Outgoing Chief of Defence Force Ng Chee Meng has confirmed that he will enter politics, pledging that he will consult widely, listen and have the humility to seek the best ideas from people.
Lieutenant-General Ng revealed his plans in a media interview yesterday before a full-regalia parade during which he handed over command to Major-General Perry Lim.
He said: "I have decided with the blessings of my family to step forward... to serve the Singapore where I grew up, giving me all the opportunities through our meritocratic system, which is not something that I've seen in many parts of the world.
"I'm indebted to Singapore and grateful for the opportunities."
LG Ng, 47, who is married with two daughters, said he holds closely to his heart the spirit of "yin shui si yuan" - the Chinese saying for remembering one's roots.
Playful boy who had happy childhood
Growing up in a family of five boys, Lieutenant-General Ng Chee Meng considered himself the naughtiest of the lot.
"I had a happy childhood and was very playful.
"My other brothers used to be more serious and studious," he told The Straits Times.
LG Ng is often associated with two of his brothers who, like him, served in the Singapore Armed Forces.
Older brother Chee Khern, 48, was the former air force chief and now Permanent Secretary (Defence Development), while younger brother Chee Peng, 45, stepped down as the navy chief last year and is now chief executive of the CPF Board. Both men had bagged the President's Scholarship.
LG Ng, 47, was awarded the Singapore Armed Forces Overseas Training Award.
While his journey started out differently from that of his two siblings, LG Ng went on to be a top gun in the air force as well as the head honcho of the SAF.
As a three-star general, he will be the highest-ranking officer to enter politics.
But politics was far from the outgoing defence chief's mind.
He said: "I had three options: Go back to the administrative service, join the private sector or set up social enterprise and provide social services.
"I never thought of politics... and was surprised when I was approached," said LG Ng, who volunteered in the Ang Mo Kio Family Service Centre for five years from 2009.
LG Ng hopes to be part of the "good politics and good leadership" that are "essential for Singapore and for all of us to have a brighter future".
He does not feel pressured when compared to former military men who are now in the Government, adding: "The responsibilities will be more front and centre than worrying about my reputation."
"When we have some success, take care of the rest.
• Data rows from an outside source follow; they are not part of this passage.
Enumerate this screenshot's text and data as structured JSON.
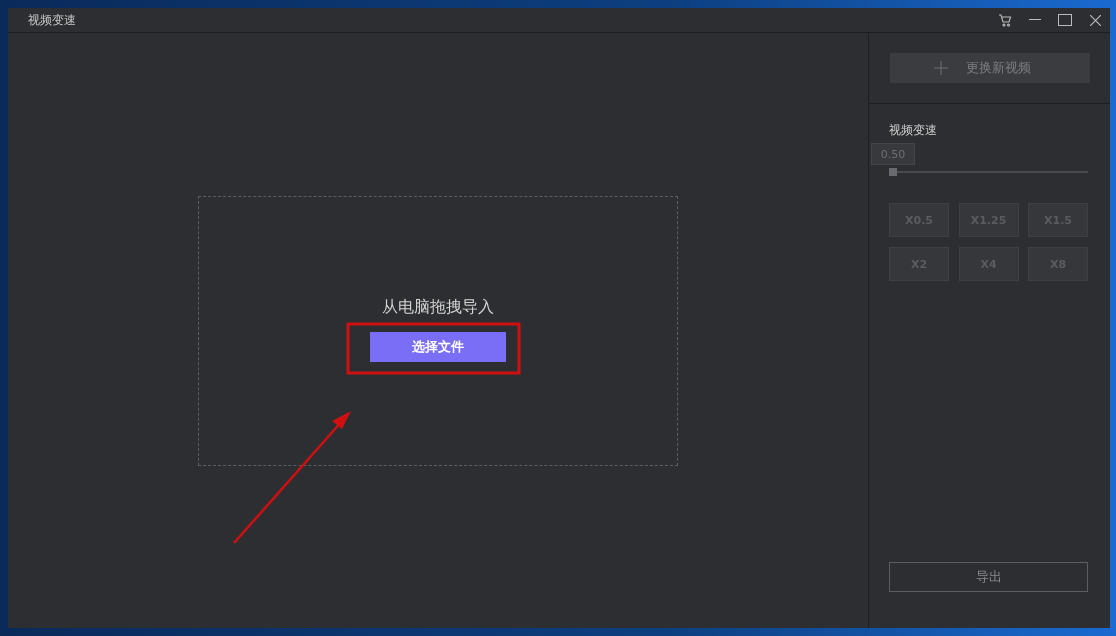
{
  "window": {
    "title": "视频变速"
  },
  "drop_zone": {
    "prompt": "从电脑拖拽导入",
    "button": "选择文件"
  },
  "sidebar": {
    "replace_button": "更换新视频",
    "speed": {
      "label": "视频变速",
      "value": "0.50",
      "level": 0
    },
    "presets": [
      "X0.5",
      "X1.25",
      "X1.5",
      "X2",
      "X4",
      "X8"
    ],
    "export_button": "导出"
  }
}
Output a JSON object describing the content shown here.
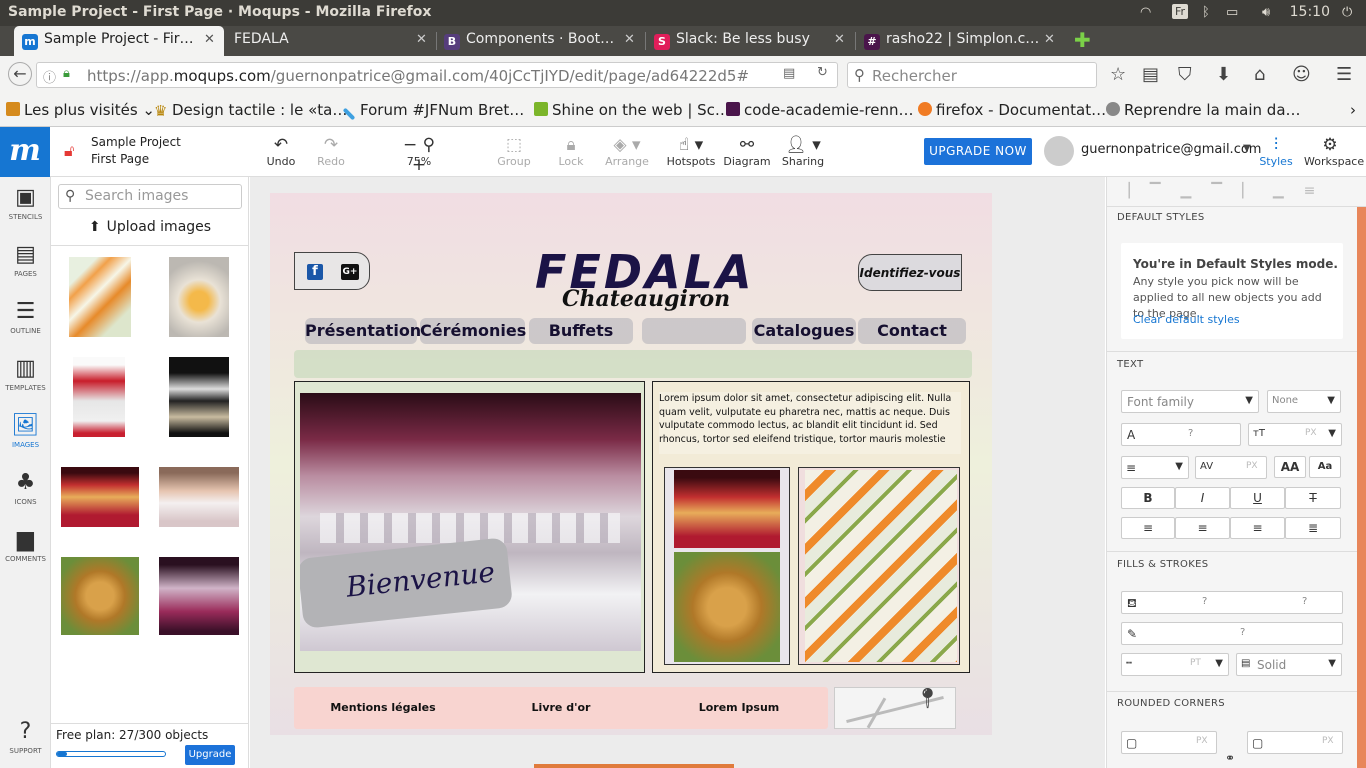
{
  "os": {
    "window_title": "Sample Project - First Page · Moqups - Mozilla Firefox",
    "keyboard": "Fr",
    "time": "15:10"
  },
  "tabs": [
    {
      "label": "Sample Project - Fir…",
      "icon": "m",
      "icon_color": "#1676d2"
    },
    {
      "label": "FEDALA"
    },
    {
      "label": "Components · Boot…",
      "icon": "B",
      "icon_color": "#563d7c"
    },
    {
      "label": "Slack: Be less busy",
      "icon": "S",
      "icon_color": "#e01e5a"
    },
    {
      "label": "rasho22 | Simplon.c…",
      "icon": "#",
      "icon_color": "#4a154b"
    }
  ],
  "url": {
    "prefix": "https://app.",
    "domain": "moqups.com",
    "rest": "/guernonpatrice@gmail.com/40jCcTjIYD/edit/page/ad64222d5#"
  },
  "search_placeholder": "Rechercher",
  "bookmarks": [
    "Les plus visités ⌄",
    "Design tactile : le «ta…",
    "Forum #JFNum Bret…",
    "Shine on the web | Sc…",
    "code-academie-renn…",
    "firefox - Documentat…",
    "Reprendre la main da…"
  ],
  "project": {
    "name": "Sample Project",
    "page": "First Page"
  },
  "toolbar": {
    "undo": "Undo",
    "redo": "Redo",
    "zoom": "75%",
    "group": "Group",
    "lock": "Lock",
    "arrange": "Arrange",
    "hotspots": "Hotspots",
    "diagram": "Diagram",
    "sharing": "Sharing",
    "upgrade": "UPGRADE NOW",
    "user": "guernonpatrice@gmail.com",
    "styles": "Styles",
    "workspace": "Workspace"
  },
  "rail": [
    "STENCILS",
    "PAGES",
    "OUTLINE",
    "TEMPLATES",
    "IMAGES",
    "ICONS",
    "COMMENTS",
    "SUPPORT"
  ],
  "images_panel": {
    "search_placeholder": "Search images",
    "upload": "Upload images",
    "plan": "Free plan: 27/300 objects",
    "plan_fraction": 0.09,
    "upgrade": "Upgrade"
  },
  "mockup": {
    "brand": "FEDALA",
    "sub": "Chateaugiron",
    "login": "Identifiez-vous",
    "nav": [
      "Présentation",
      "Cérémonies",
      "Buffets",
      "",
      "Catalogues",
      "Contact"
    ],
    "welcome": "Bienvenue",
    "lorem": "Lorem ipsum dolor sit amet, consectetur adipiscing elit. Nulla quam velit, vulputate eu pharetra nec, mattis ac neque. Duis vulputate commodo lectus, ac blandit elit tincidunt id. Sed rhoncus, tortor sed eleifend tristique, tortor mauris molestie",
    "footer": [
      "Mentions légales",
      "Livre d'or",
      "Lorem Ipsum"
    ]
  },
  "styles": {
    "default_title": "DEFAULT STYLES",
    "default_heading": "You're in Default Styles mode.",
    "default_body": "Any style you pick now will be applied to all new objects you add to the page.",
    "clear": "Clear default styles",
    "text_title": "TEXT",
    "font_family": "Font family",
    "none": "None",
    "q": "?",
    "px": "PX",
    "pt": "PT",
    "fills_title": "FILLS & STROKES",
    "solid": "Solid",
    "corners_title": "ROUNDED CORNERS",
    "aa_large": "AA",
    "aa_small": "Aa",
    "bold": "B",
    "italic": "I",
    "underline": "U",
    "strike": "T"
  }
}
Make sure that we can create the same opportunities, if not better opportunities, for others and future generations to succeed," said LG Ng, who stepped down from the top military post after serving for 29 years.
Sources believe LG Ng will stand as a People's Action Party candidate and has the potential to become an office-holder. They say he is likely to be fielded alongside Deputy Prime Minister Teo Chee Hean in the Pasir Ris-Punggol GRC.
Speaking separately to The Straits Times, the former air force chief said his family had concerns about being in the public eye and he took "two to three months" to make a decision. LG Ng added: "Ultimately my family gave me their blessings and I can continue my duty and service to the country."
If LG Ng does stand for the PAP in an election, widely tipped to be held next month, the three-star general will be the highest-ranking Singapore Armed Forces officer in the party.
For the 2011 election, labour chief and former army chief Chan Chun Sing stepped down as a major-general (two-star) while Social and Family Development Minister Tan Chuan-Jin retired as a brigadier- general (one-star) to join the PAP.
LG Ng said that he will enter politics with "eyes wide open", adding: "I'm well prepared after being in the SAF for so long. I think I have the leadership and organisation skills to add value if I'm called to serve in a new capacity."
Even with several former military officers in Government, LG Ng said each has his own views and group-think can be minimised.
He said he will continue to speak his mind and "do what is right". As defence chief, he recently led preparations for the Golden Jubilee National Day Parade and the state funeral of Singapore's founding Prime Minister Lee Kuan Yew.
He said the way Singaporeans united during the week of mourning for Mr Lee will be "an important and critical ingredient in our next lap together as Singaporeans".
Recapping his two years and eight months at its helm, LG Ng said the SAF is now in the "advanced stages" of its modernisation drive, adding: "I'm full of confidence in the next generation of commanders. They will carry on with the work. It was never about a single person in the SAF. We are always a command team."
In the speech he made at the parade, he said: "To all of you, my comrades in the SAF: You are the main source of my confidence, the strength of the SAF."
Defence Minister Ng Eng Hen yesterday thanked LG Ng for his leadership in a Facebook post, adding: "As a fighter pilot, a proven leader who advanced to helm the entire SAF, I am confident that he will do well in all he undertakes. As he did in the SAF, he has the ability to take Singapore further."